What you need to do.
The complete listing that follows is to be set down again, exactly as it appears.

*** Information shown Section Begins ***

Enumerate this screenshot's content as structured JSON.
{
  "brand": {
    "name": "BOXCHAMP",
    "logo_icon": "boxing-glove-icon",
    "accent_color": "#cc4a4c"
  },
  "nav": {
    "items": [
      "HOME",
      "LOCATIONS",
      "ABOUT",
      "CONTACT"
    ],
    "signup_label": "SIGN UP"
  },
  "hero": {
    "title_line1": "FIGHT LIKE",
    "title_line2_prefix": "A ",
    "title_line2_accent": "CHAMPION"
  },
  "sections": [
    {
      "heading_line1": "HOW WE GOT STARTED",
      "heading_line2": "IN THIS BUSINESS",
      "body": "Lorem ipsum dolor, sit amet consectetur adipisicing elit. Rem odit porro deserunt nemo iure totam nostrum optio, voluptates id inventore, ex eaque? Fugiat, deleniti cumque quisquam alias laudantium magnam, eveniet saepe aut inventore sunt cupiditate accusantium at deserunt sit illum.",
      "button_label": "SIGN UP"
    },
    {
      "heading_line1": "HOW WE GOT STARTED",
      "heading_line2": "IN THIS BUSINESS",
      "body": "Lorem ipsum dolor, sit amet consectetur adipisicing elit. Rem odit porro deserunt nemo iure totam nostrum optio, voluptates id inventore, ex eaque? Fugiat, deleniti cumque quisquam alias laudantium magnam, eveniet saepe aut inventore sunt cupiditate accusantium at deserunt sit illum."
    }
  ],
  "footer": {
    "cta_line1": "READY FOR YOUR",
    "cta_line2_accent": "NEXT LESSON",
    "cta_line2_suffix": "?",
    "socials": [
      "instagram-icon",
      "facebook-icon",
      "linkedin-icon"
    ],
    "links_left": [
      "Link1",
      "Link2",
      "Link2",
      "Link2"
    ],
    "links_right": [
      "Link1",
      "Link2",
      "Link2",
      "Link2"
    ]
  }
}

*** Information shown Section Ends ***

Answer box.
Enumerate this screenshot's content as structured JSON.
{
  "brand": {
    "name": "BOXCHAMP",
    "logo_icon": "boxing-glove-icon",
    "accent_color": "#cc4a4c"
  },
  "nav": {
    "items": [
      "HOME",
      "LOCATIONS",
      "ABOUT",
      "CONTACT"
    ],
    "signup_label": "SIGN UP"
  },
  "hero": {
    "title_line1": "FIGHT LIKE",
    "title_line2_prefix": "A ",
    "title_line2_accent": "CHAMPION"
  },
  "sections": [
    {
      "heading_line1": "HOW WE GOT STARTED",
      "heading_line2": "IN THIS BUSINESS",
      "body": "Lorem ipsum dolor, sit amet consectetur adipisicing elit. Rem odit porro deserunt nemo iure totam nostrum optio, voluptates id inventore, ex eaque? Fugiat, deleniti cumque quisquam alias laudantium magnam, eveniet saepe aut inventore sunt cupiditate accusantium at deserunt sit illum.",
      "button_label": "SIGN UP"
    },
    {
      "heading_line1": "HOW WE GOT STARTED",
      "heading_line2": "IN THIS BUSINESS",
      "body": "Lorem ipsum dolor, sit amet consectetur adipisicing elit. Rem odit porro deserunt nemo iure totam nostrum optio, voluptates id inventore, ex eaque? Fugiat, deleniti cumque quisquam alias laudantium magnam, eveniet saepe aut inventore sunt cupiditate accusantium at deserunt sit illum."
    }
  ],
  "footer": {
    "cta_line1": "READY FOR YOUR",
    "cta_line2_accent": "NEXT LESSON",
    "cta_line2_suffix": "?",
    "socials": [
      "instagram-icon",
      "facebook-icon",
      "linkedin-icon"
    ],
    "links_left": [
      "Link1",
      "Link2",
      "Link2",
      "Link2"
    ],
    "links_right": [
      "Link1",
      "Link2",
      "Link2",
      "Link2"
    ]
  }
}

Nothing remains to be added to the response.